Interface dataset entries
⁂
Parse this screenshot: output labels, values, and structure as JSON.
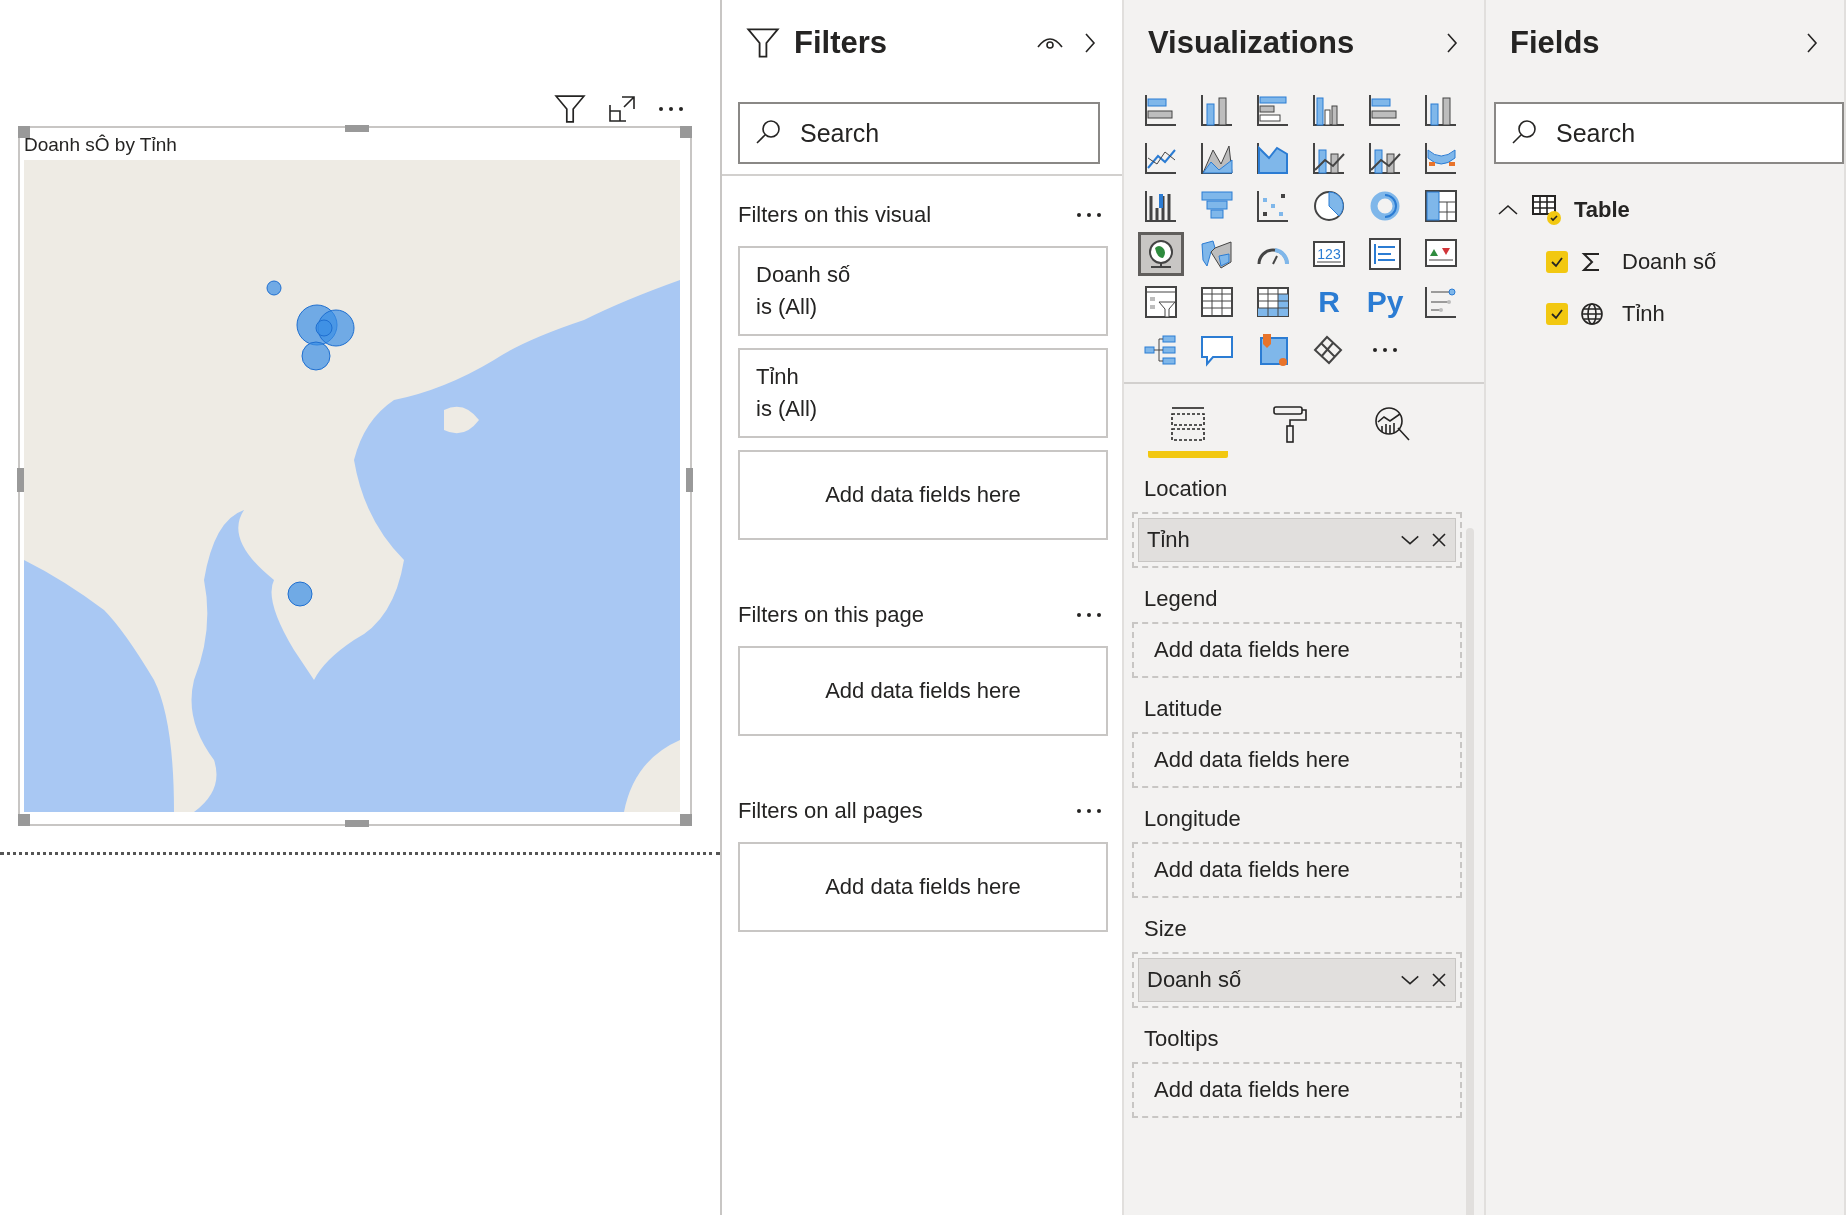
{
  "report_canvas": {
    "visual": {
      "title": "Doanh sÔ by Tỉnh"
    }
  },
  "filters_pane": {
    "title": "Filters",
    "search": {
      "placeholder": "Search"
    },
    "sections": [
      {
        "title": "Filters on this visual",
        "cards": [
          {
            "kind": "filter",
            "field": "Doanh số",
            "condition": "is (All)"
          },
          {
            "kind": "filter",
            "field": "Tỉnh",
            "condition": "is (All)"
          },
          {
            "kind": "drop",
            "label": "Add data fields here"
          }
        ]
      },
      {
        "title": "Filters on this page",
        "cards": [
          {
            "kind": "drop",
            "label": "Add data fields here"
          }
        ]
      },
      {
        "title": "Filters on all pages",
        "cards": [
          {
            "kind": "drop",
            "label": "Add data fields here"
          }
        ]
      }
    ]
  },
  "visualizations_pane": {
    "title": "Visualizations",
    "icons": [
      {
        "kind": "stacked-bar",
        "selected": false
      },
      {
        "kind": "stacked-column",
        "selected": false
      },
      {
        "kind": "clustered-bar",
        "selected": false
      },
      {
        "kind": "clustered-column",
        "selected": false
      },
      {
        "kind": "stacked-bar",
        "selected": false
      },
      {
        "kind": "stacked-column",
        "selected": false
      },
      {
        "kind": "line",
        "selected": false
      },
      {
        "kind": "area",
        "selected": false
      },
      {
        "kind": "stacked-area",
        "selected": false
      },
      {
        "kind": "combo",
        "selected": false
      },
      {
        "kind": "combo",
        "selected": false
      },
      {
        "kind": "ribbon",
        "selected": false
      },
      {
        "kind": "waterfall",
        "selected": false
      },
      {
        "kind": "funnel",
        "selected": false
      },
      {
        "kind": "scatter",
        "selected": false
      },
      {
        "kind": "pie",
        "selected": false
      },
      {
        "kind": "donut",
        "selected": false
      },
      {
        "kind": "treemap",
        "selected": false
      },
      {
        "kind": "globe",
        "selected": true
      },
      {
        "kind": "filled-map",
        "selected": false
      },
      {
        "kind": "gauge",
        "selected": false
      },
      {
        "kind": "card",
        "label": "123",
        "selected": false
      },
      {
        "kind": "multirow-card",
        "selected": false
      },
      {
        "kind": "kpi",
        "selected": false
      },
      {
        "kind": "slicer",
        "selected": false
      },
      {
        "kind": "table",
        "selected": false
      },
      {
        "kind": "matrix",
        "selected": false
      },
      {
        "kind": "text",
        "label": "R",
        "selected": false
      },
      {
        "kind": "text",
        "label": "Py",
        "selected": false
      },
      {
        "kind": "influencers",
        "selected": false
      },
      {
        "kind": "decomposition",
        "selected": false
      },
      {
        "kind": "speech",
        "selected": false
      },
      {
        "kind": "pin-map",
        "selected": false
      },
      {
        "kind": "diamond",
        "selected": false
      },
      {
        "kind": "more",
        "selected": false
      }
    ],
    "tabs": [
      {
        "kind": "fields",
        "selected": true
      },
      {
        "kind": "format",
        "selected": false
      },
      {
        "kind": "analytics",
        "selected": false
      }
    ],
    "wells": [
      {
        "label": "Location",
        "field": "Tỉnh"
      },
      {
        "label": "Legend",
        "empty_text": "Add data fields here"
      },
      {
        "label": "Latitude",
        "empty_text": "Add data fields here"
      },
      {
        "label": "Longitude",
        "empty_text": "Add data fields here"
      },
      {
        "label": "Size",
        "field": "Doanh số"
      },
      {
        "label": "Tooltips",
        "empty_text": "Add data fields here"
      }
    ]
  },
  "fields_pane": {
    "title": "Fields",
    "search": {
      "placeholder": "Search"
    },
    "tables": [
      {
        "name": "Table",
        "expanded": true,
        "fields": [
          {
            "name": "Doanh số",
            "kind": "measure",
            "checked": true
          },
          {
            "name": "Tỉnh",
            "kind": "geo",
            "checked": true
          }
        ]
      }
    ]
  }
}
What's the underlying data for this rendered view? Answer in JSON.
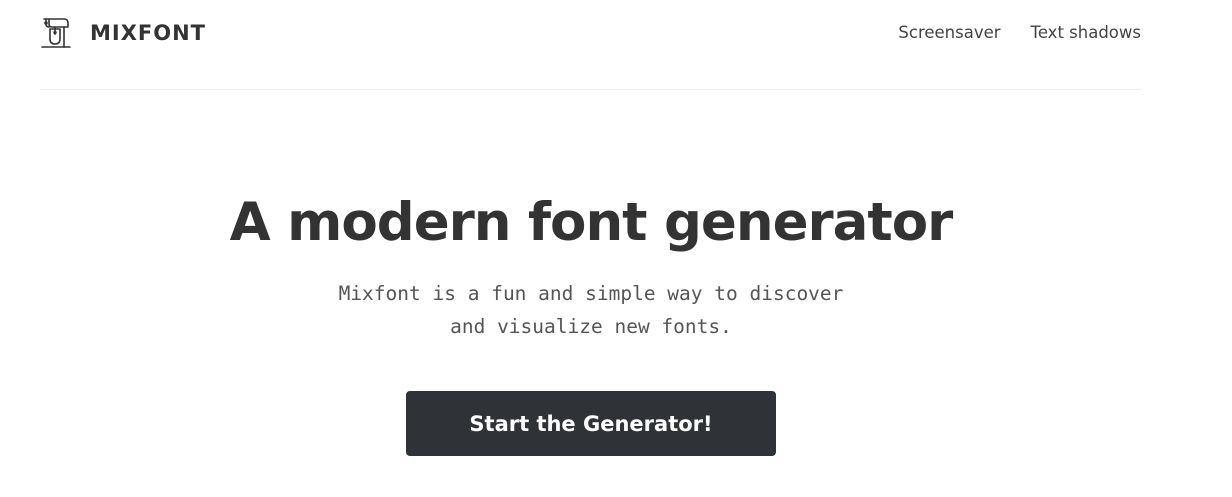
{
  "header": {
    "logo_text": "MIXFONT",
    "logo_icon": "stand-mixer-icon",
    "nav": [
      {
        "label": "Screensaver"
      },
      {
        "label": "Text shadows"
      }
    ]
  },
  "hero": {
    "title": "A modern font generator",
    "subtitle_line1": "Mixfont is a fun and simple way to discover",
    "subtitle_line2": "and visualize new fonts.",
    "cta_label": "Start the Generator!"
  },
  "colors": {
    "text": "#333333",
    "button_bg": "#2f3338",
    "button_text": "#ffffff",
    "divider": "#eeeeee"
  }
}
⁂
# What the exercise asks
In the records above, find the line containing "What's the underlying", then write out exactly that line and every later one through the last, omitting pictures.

# Written solution
What's the underlying data for this rendered view? Answer in JSON.
{
  "header": {
    "logo_text": "MIXFONT",
    "logo_icon": "stand-mixer-icon",
    "nav": [
      {
        "label": "Screensaver"
      },
      {
        "label": "Text shadows"
      }
    ]
  },
  "hero": {
    "title": "A modern font generator",
    "subtitle_line1": "Mixfont is a fun and simple way to discover",
    "subtitle_line2": "and visualize new fonts.",
    "cta_label": "Start the Generator!"
  },
  "colors": {
    "text": "#333333",
    "button_bg": "#2f3338",
    "button_text": "#ffffff",
    "divider": "#eeeeee"
  }
}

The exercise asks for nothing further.